Start of Records for the exercise

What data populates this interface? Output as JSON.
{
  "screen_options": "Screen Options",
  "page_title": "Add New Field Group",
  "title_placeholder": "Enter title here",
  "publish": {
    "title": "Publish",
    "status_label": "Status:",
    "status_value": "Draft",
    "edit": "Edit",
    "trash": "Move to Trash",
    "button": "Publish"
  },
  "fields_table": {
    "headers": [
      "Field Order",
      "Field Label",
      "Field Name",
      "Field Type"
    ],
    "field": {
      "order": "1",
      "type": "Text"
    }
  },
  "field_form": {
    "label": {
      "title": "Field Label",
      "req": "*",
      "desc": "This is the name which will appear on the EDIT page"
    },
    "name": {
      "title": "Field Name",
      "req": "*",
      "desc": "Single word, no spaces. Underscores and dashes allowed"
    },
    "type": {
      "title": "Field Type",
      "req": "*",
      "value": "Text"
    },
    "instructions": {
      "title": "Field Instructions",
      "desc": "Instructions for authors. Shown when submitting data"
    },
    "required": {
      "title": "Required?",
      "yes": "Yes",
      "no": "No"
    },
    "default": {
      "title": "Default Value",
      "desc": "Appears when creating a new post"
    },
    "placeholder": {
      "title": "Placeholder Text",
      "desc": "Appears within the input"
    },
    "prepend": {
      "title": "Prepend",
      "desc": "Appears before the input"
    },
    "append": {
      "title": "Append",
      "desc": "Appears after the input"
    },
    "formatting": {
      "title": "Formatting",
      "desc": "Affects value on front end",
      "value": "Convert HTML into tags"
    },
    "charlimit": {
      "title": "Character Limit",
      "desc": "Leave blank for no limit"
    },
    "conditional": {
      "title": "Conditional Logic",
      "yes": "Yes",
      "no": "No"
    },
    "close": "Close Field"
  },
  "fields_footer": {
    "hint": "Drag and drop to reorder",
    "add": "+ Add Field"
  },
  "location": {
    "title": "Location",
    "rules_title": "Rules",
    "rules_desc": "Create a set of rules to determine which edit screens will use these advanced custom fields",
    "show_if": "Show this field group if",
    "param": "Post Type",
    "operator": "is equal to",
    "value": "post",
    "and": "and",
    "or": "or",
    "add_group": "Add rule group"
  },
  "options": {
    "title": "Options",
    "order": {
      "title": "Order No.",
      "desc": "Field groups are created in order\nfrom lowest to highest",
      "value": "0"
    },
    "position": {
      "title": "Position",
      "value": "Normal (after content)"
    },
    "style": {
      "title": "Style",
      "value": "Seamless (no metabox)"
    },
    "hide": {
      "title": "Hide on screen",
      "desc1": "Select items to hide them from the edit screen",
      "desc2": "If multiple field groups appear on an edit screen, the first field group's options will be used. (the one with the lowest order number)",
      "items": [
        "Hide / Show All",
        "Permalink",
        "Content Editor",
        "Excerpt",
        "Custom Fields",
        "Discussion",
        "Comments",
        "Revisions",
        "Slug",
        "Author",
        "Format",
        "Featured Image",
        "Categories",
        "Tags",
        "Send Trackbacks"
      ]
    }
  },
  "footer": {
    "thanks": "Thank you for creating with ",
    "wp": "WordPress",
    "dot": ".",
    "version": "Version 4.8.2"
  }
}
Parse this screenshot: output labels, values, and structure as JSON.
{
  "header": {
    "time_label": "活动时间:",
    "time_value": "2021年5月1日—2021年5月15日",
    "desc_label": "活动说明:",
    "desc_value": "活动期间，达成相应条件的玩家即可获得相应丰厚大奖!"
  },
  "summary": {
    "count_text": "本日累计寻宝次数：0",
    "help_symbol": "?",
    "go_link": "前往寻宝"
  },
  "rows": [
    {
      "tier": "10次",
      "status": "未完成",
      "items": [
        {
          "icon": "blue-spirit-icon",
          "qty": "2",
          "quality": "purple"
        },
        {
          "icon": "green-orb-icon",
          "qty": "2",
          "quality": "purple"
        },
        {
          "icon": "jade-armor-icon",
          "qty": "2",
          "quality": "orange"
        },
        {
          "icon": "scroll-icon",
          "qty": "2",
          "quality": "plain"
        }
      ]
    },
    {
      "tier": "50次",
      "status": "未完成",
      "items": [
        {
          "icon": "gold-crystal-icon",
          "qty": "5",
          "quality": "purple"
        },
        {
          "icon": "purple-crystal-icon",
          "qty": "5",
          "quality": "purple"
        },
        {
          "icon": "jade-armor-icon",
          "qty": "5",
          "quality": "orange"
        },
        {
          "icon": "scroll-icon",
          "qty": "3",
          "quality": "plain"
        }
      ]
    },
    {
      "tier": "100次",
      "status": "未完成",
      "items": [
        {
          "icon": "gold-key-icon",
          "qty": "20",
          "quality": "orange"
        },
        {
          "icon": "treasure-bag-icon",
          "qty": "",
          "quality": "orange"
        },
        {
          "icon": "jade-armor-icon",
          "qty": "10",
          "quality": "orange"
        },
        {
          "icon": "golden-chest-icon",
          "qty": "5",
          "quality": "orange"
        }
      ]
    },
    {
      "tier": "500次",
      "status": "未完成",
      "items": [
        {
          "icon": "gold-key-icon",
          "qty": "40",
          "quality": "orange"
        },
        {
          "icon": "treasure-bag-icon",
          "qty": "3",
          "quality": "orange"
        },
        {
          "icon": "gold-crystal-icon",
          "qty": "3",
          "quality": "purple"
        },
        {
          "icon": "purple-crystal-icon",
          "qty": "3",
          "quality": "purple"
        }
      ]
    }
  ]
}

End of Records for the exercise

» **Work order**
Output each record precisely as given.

» **Solution for this exercise**
What data populates this interface? Output as JSON.
{
  "screen_options": "Screen Options",
  "page_title": "Add New Field Group",
  "title_placeholder": "Enter title here",
  "publish": {
    "title": "Publish",
    "status_label": "Status:",
    "status_value": "Draft",
    "edit": "Edit",
    "trash": "Move to Trash",
    "button": "Publish"
  },
  "fields_table": {
    "headers": [
      "Field Order",
      "Field Label",
      "Field Name",
      "Field Type"
    ],
    "field": {
      "order": "1",
      "type": "Text"
    }
  },
  "field_form": {
    "label": {
      "title": "Field Label",
      "req": "*",
      "desc": "This is the name which will appear on the EDIT page"
    },
    "name": {
      "title": "Field Name",
      "req": "*",
      "desc": "Single word, no spaces. Underscores and dashes allowed"
    },
    "type": {
      "title": "Field Type",
      "req": "*",
      "value": "Text"
    },
    "instructions": {
      "title": "Field Instructions",
      "desc": "Instructions for authors. Shown when submitting data"
    },
    "required": {
      "title": "Required?",
      "yes": "Yes",
      "no": "No"
    },
    "default": {
      "title": "Default Value",
      "desc": "Appears when creating a new post"
    },
    "placeholder": {
      "title": "Placeholder Text",
      "desc": "Appears within the input"
    },
    "prepend": {
      "title": "Prepend",
      "desc": "Appears before the input"
    },
    "append": {
      "title": "Append",
      "desc": "Appears after the input"
    },
    "formatting": {
      "title": "Formatting",
      "desc": "Affects value on front end",
      "value": "Convert HTML into tags"
    },
    "charlimit": {
      "title": "Character Limit",
      "desc": "Leave blank for no limit"
    },
    "conditional": {
      "title": "Conditional Logic",
      "yes": "Yes",
      "no": "No"
    },
    "close": "Close Field"
  },
  "fields_footer": {
    "hint": "Drag and drop to reorder",
    "add": "+ Add Field"
  },
  "location": {
    "title": "Location",
    "rules_title": "Rules",
    "rules_desc": "Create a set of rules to determine which edit screens will use these advanced custom fields",
    "show_if": "Show this field group if",
    "param": "Post Type",
    "operator": "is equal to",
    "value": "post",
    "and": "and",
    "or": "or",
    "add_group": "Add rule group"
  },
  "options": {
    "title": "Options",
    "order": {
      "title": "Order No.",
      "desc": "Field groups are created in order\nfrom lowest to highest",
      "value": "0"
    },
    "position": {
      "title": "Position",
      "value": "Normal (after content)"
    },
    "style": {
      "title": "Style",
      "value": "Seamless (no metabox)"
    },
    "hide": {
      "title": "Hide on screen",
      "desc1": "Select items to hide them from the edit screen",
      "desc2": "If multiple field groups appear on an edit screen, the first field group's options will be used. (the one with the lowest order number)",
      "items": [
        "Hide / Show All",
        "Permalink",
        "Content Editor",
        "Excerpt",
        "Custom Fields",
        "Discussion",
        "Comments",
        "Revisions",
        "Slug",
        "Author",
        "Format",
        "Featured Image",
        "Categories",
        "Tags",
        "Send Trackbacks"
      ]
    }
  },
  "footer": {
    "thanks": "Thank you for creating with ",
    "wp": "WordPress",
    "dot": ".",
    "version": "Version 4.8.2"
  }
}
Parse this screenshot: output labels, values, and structure as JSON.
{
  "header": {
    "time_label": "活动时间:",
    "time_value": "2021年5月1日—2021年5月15日",
    "desc_label": "活动说明:",
    "desc_value": "活动期间，达成相应条件的玩家即可获得相应丰厚大奖!"
  },
  "summary": {
    "count_text": "本日累计寻宝次数：0",
    "help_symbol": "?",
    "go_link": "前往寻宝"
  },
  "rows": [
    {
      "tier": "10次",
      "status": "未完成",
      "items": [
        {
          "icon": "blue-spirit-icon",
          "qty": "2",
          "quality": "purple"
        },
        {
          "icon": "green-orb-icon",
          "qty": "2",
          "quality": "purple"
        },
        {
          "icon": "jade-armor-icon",
          "qty": "2",
          "quality": "orange"
        },
        {
          "icon": "scroll-icon",
          "qty": "2",
          "quality": "plain"
        }
      ]
    },
    {
      "tier": "50次",
      "status": "未完成",
      "items": [
        {
          "icon": "gold-crystal-icon",
          "qty": "5",
          "quality": "purple"
        },
        {
          "icon": "purple-crystal-icon",
          "qty": "5",
          "quality": "purple"
        },
        {
          "icon": "jade-armor-icon",
          "qty": "5",
          "quality": "orange"
        },
        {
          "icon": "scroll-icon",
          "qty": "3",
          "quality": "plain"
        }
      ]
    },
    {
      "tier": "100次",
      "status": "未完成",
      "items": [
        {
          "icon": "gold-key-icon",
          "qty": "20",
          "quality": "orange"
        },
        {
          "icon": "treasure-bag-icon",
          "qty": "",
          "quality": "orange"
        },
        {
          "icon": "jade-armor-icon",
          "qty": "10",
          "quality": "orange"
        },
        {
          "icon": "golden-chest-icon",
          "qty": "5",
          "quality": "orange"
        }
      ]
    },
    {
      "tier": "500次",
      "status": "未完成",
      "items": [
        {
          "icon": "gold-key-icon",
          "qty": "40",
          "quality": "orange"
        },
        {
          "icon": "treasure-bag-icon",
          "qty": "3",
          "quality": "orange"
        },
        {
          "icon": "gold-crystal-icon",
          "qty": "3",
          "quality": "purple"
        },
        {
          "icon": "purple-crystal-icon",
          "qty": "3",
          "quality": "purple"
        }
      ]
    }
  ]
}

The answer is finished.